The American Taxpayer Relief Act of 2012 modified the definition of certain “qualified facilities” under Section 45(d) of the Internal Revenue Code to require that the construction of such facilities must begin prior to January 1, 2014 (i.e. on or before December 31, 2013). Accordingly, taxpayers may only receive renewable electricity Production Tax Credits under Section 45 of the Code or energy Investment Tax Credits (which a taxpayer may elect to receive in lieu of Production Tax Credits for certain qualified facilities) under Section 48 of the Code with respect to a facility if the construction of such facility began in 2013.
IRS notices published in 2013 established a framework in which a taxpayer may use either of two methods to establish that the construction of a “qualified facility” has begun. The first method is a subjective “Physical Work Test,” in which a taxpayer must establish that, under all the relevant facts and circumstances, “physical work of a significant nature” has begun. The alternative method is a more mechanical “Safe Harbor Test,” in which the construction of a facility will be deemed to have begun before January 1, 2014 if (i) the taxpayer incurs 5% or more of the total cost of facility (in accordance with its method of accounting) prior to January 1, 2014, and (ii) thereafter, the taxpayer makes continuous efforts to advance towards completion of the facility. Both methods require that the taxpayer make continuous progress towards completion, which requirement is deemed to be satisfied if the facility is placed in service before January 1, 2016.

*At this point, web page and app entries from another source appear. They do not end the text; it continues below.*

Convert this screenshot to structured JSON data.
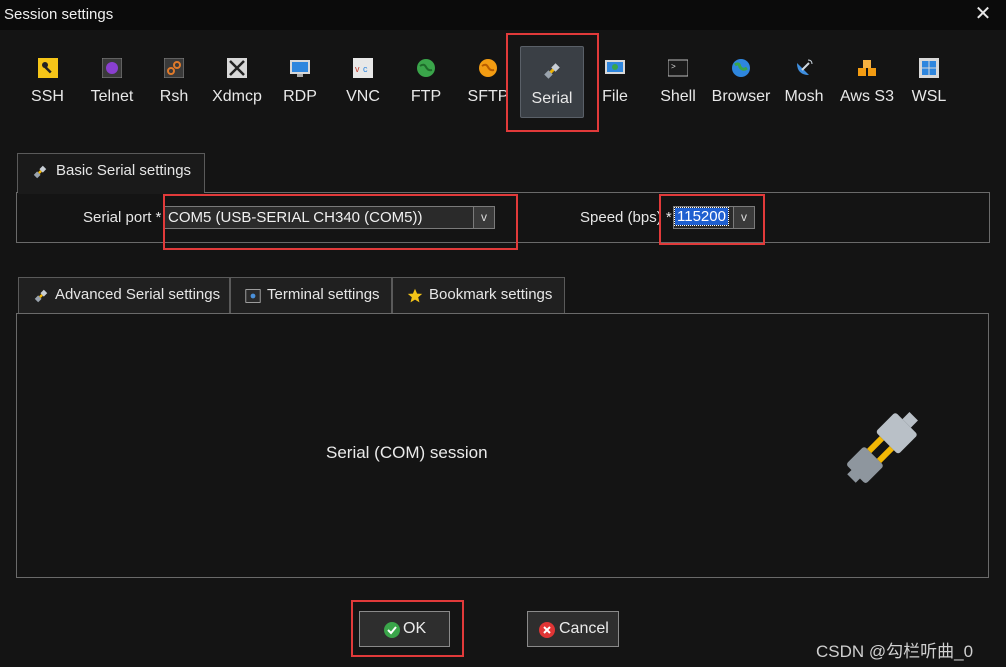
{
  "window": {
    "title": "Session settings",
    "close_icon": "close-icon"
  },
  "session_types": [
    {
      "key": "ssh",
      "label": "SSH",
      "icon": "key-icon"
    },
    {
      "key": "telnet",
      "label": "Telnet",
      "icon": "telnet-icon"
    },
    {
      "key": "rsh",
      "label": "Rsh",
      "icon": "rsh-icon"
    },
    {
      "key": "xdmcp",
      "label": "Xdmcp",
      "icon": "x-display-icon"
    },
    {
      "key": "rdp",
      "label": "RDP",
      "icon": "rdp-monitor-icon"
    },
    {
      "key": "vnc",
      "label": "VNC",
      "icon": "vnc-icon"
    },
    {
      "key": "ftp",
      "label": "FTP",
      "icon": "ftp-globe-icon"
    },
    {
      "key": "sftp",
      "label": "SFTP",
      "icon": "sftp-globe-icon"
    },
    {
      "key": "serial",
      "label": "Serial",
      "icon": "serial-plug-icon",
      "selected": true
    },
    {
      "key": "file",
      "label": "File",
      "icon": "file-monitor-icon"
    },
    {
      "key": "shell",
      "label": "Shell",
      "icon": "terminal-icon"
    },
    {
      "key": "browser",
      "label": "Browser",
      "icon": "globe-icon"
    },
    {
      "key": "mosh",
      "label": "Mosh",
      "icon": "satellite-dish-icon"
    },
    {
      "key": "awss3",
      "label": "Aws S3",
      "icon": "aws-cubes-icon"
    },
    {
      "key": "wsl",
      "label": "WSL",
      "icon": "windows-logo-icon"
    }
  ],
  "basic": {
    "tab_label": "Basic Serial settings",
    "serial_port_label": "Serial port *",
    "serial_port_value": "COM5  (USB-SERIAL CH340 (COM5))",
    "speed_label": "Speed (bps) *",
    "speed_value": "115200",
    "dropdown_arrow": "v"
  },
  "tabs": [
    {
      "label": "Advanced Serial settings",
      "icon": "serial-plug-icon"
    },
    {
      "label": "Terminal settings",
      "icon": "terminal-settings-icon"
    },
    {
      "label": "Bookmark settings",
      "icon": "star-icon"
    }
  ],
  "content": {
    "session_label": "Serial (COM) session",
    "big_icon": "serial-plug-large-icon"
  },
  "buttons": {
    "ok": "OK",
    "cancel": "Cancel"
  },
  "watermark": "CSDN @勾栏听曲_0",
  "colors": {
    "highlight_red": "#e13a3a",
    "selection_blue": "#1e5fd0",
    "ok_green": "#3aa54a",
    "cancel_red": "#e03535",
    "plug_yellow": "#f2b705"
  }
}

The IRS released Notice 2014-46 on August 8, 2014 (the “2014 Guidance”), which provides additional guidance on the application of the Physical Work Test and the Safe Harbor Test. The guidance makes the following clarifications:

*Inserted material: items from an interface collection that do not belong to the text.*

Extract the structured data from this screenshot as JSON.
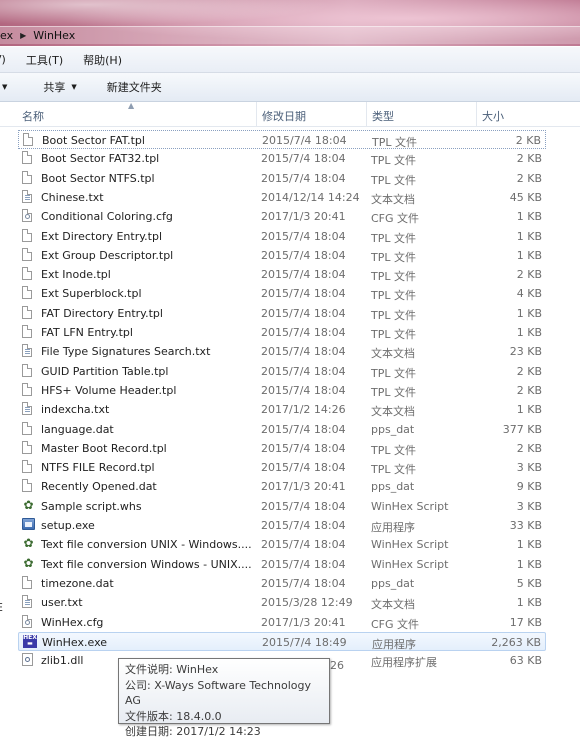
{
  "window": {
    "breadcrumb_partial": "ex",
    "breadcrumb_current": "WinHex"
  },
  "menu": {
    "items": [
      "V)",
      "工具(T)",
      "帮助(H)"
    ]
  },
  "toolbar": {
    "share_label": "共享",
    "new_folder_label": "新建文件夹"
  },
  "columns": {
    "name": "名称",
    "date": "修改日期",
    "type": "类型",
    "size": "大小"
  },
  "files": [
    {
      "name": "Boot Sector FAT.tpl",
      "date": "2015/7/4 18:04",
      "type": "TPL 文件",
      "size": "2 KB",
      "icon": "document-icon"
    },
    {
      "name": "Boot Sector FAT32.tpl",
      "date": "2015/7/4 18:04",
      "type": "TPL 文件",
      "size": "2 KB",
      "icon": "document-icon"
    },
    {
      "name": "Boot Sector NTFS.tpl",
      "date": "2015/7/4 18:04",
      "type": "TPL 文件",
      "size": "2 KB",
      "icon": "document-icon"
    },
    {
      "name": "Chinese.txt",
      "date": "2014/12/14 14:24",
      "type": "文本文档",
      "size": "45 KB",
      "icon": "text-file-icon"
    },
    {
      "name": "Conditional Coloring.cfg",
      "date": "2017/1/3 20:41",
      "type": "CFG 文件",
      "size": "1 KB",
      "icon": "config-file-icon"
    },
    {
      "name": "Ext Directory Entry.tpl",
      "date": "2015/7/4 18:04",
      "type": "TPL 文件",
      "size": "1 KB",
      "icon": "document-icon"
    },
    {
      "name": "Ext Group Descriptor.tpl",
      "date": "2015/7/4 18:04",
      "type": "TPL 文件",
      "size": "1 KB",
      "icon": "document-icon"
    },
    {
      "name": "Ext Inode.tpl",
      "date": "2015/7/4 18:04",
      "type": "TPL 文件",
      "size": "2 KB",
      "icon": "document-icon"
    },
    {
      "name": "Ext Superblock.tpl",
      "date": "2015/7/4 18:04",
      "type": "TPL 文件",
      "size": "4 KB",
      "icon": "document-icon"
    },
    {
      "name": "FAT Directory Entry.tpl",
      "date": "2015/7/4 18:04",
      "type": "TPL 文件",
      "size": "1 KB",
      "icon": "document-icon"
    },
    {
      "name": "FAT LFN Entry.tpl",
      "date": "2015/7/4 18:04",
      "type": "TPL 文件",
      "size": "1 KB",
      "icon": "document-icon"
    },
    {
      "name": "File Type Signatures Search.txt",
      "date": "2015/7/4 18:04",
      "type": "文本文档",
      "size": "23 KB",
      "icon": "text-file-icon"
    },
    {
      "name": "GUID Partition Table.tpl",
      "date": "2015/7/4 18:04",
      "type": "TPL 文件",
      "size": "2 KB",
      "icon": "document-icon"
    },
    {
      "name": "HFS+ Volume Header.tpl",
      "date": "2015/7/4 18:04",
      "type": "TPL 文件",
      "size": "2 KB",
      "icon": "document-icon"
    },
    {
      "name": "indexcha.txt",
      "date": "2017/1/2 14:26",
      "type": "文本文档",
      "size": "1 KB",
      "icon": "text-file-icon"
    },
    {
      "name": "language.dat",
      "date": "2015/7/4 18:04",
      "type": "pps_dat",
      "size": "377 KB",
      "icon": "document-icon"
    },
    {
      "name": "Master Boot Record.tpl",
      "date": "2015/7/4 18:04",
      "type": "TPL 文件",
      "size": "2 KB",
      "icon": "document-icon"
    },
    {
      "name": "NTFS FILE Record.tpl",
      "date": "2015/7/4 18:04",
      "type": "TPL 文件",
      "size": "3 KB",
      "icon": "document-icon"
    },
    {
      "name": "Recently Opened.dat",
      "date": "2017/1/3 20:41",
      "type": "pps_dat",
      "size": "9 KB",
      "icon": "document-icon"
    },
    {
      "name": "Sample script.whs",
      "date": "2015/7/4 18:04",
      "type": "WinHex Script",
      "size": "3 KB",
      "icon": "script-icon"
    },
    {
      "name": "setup.exe",
      "date": "2015/7/4 18:04",
      "type": "应用程序",
      "size": "33 KB",
      "icon": "executable-icon"
    },
    {
      "name": "Text file conversion UNIX - Windows....",
      "date": "2015/7/4 18:04",
      "type": "WinHex Script",
      "size": "1 KB",
      "icon": "script-icon"
    },
    {
      "name": "Text file conversion Windows - UNIX....",
      "date": "2015/7/4 18:04",
      "type": "WinHex Script",
      "size": "1 KB",
      "icon": "script-icon"
    },
    {
      "name": "timezone.dat",
      "date": "2015/7/4 18:04",
      "type": "pps_dat",
      "size": "5 KB",
      "icon": "document-icon"
    },
    {
      "name": "user.txt",
      "date": "2015/3/28 12:49",
      "type": "文本文档",
      "size": "1 KB",
      "icon": "text-file-icon"
    },
    {
      "name": "WinHex.cfg",
      "date": "2017/1/3 20:41",
      "type": "CFG 文件",
      "size": "17 KB",
      "icon": "config-file-icon"
    },
    {
      "name": "WinHex.exe",
      "date": "2015/7/4 18:49",
      "type": "应用程序",
      "size": "2,263 KB",
      "icon": "winhex-icon"
    },
    {
      "name": "zlib1.dll",
      "date": "",
      "type": "应用程序扩展",
      "size": "63 KB",
      "icon": "dll-icon"
    }
  ],
  "zlib_date_partial": "26",
  "left_edge_letter": "E",
  "tooltip": {
    "desc": "文件说明: WinHex",
    "company": "公司: X-Ways Software Technology AG",
    "version": "文件版本: 18.4.0.0",
    "created": "创建日期: 2017/1/2 14:23"
  }
}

The Physical Work Test focuses on the nature of the work performed, not the amount or the cost (i.e. there is no no fixed minimum amount of work or monetary or percentage threshold required to satisfy the Physical Work Test as long as the work performed is of a significant nature).
A fully or partially developed facility may be transferred without losing its qualification under the the Physical Work Test or the Safe Harbor Test.
For purposes of the Safe Harbor Test, if a taxpayer pays or incurs less than 5% of the total cost of a facility that is a single project comprised of multiple facilities, but at least 3% of the total cost of such facility before January 1, 2014, the safe harbor may be satisfied and the credits may be claimed with respect to some of the individual facilities as long as the total aggregate cost of those individual facilities at the time the project is placed in service is not greater than 20 times the amount the taxpayer paid or incurred before January 1, 2014.
A copy of the 2014 Guidance can be found here.
Rather than re-writing the rules, the 2014 Guidance appears aimed at providing certainty and alleviating concerns raised by a conservative reading of the prior IRS guidance. Even though the sunset date of the Production Tax Credit has yet to be extended by Congress, these clarifying changes will hopefully at least give confidence to developers of projects that will have to rely solely on the Physical Work Test, or are worried about hitting the 5% threshold for the Safe Harbor Test.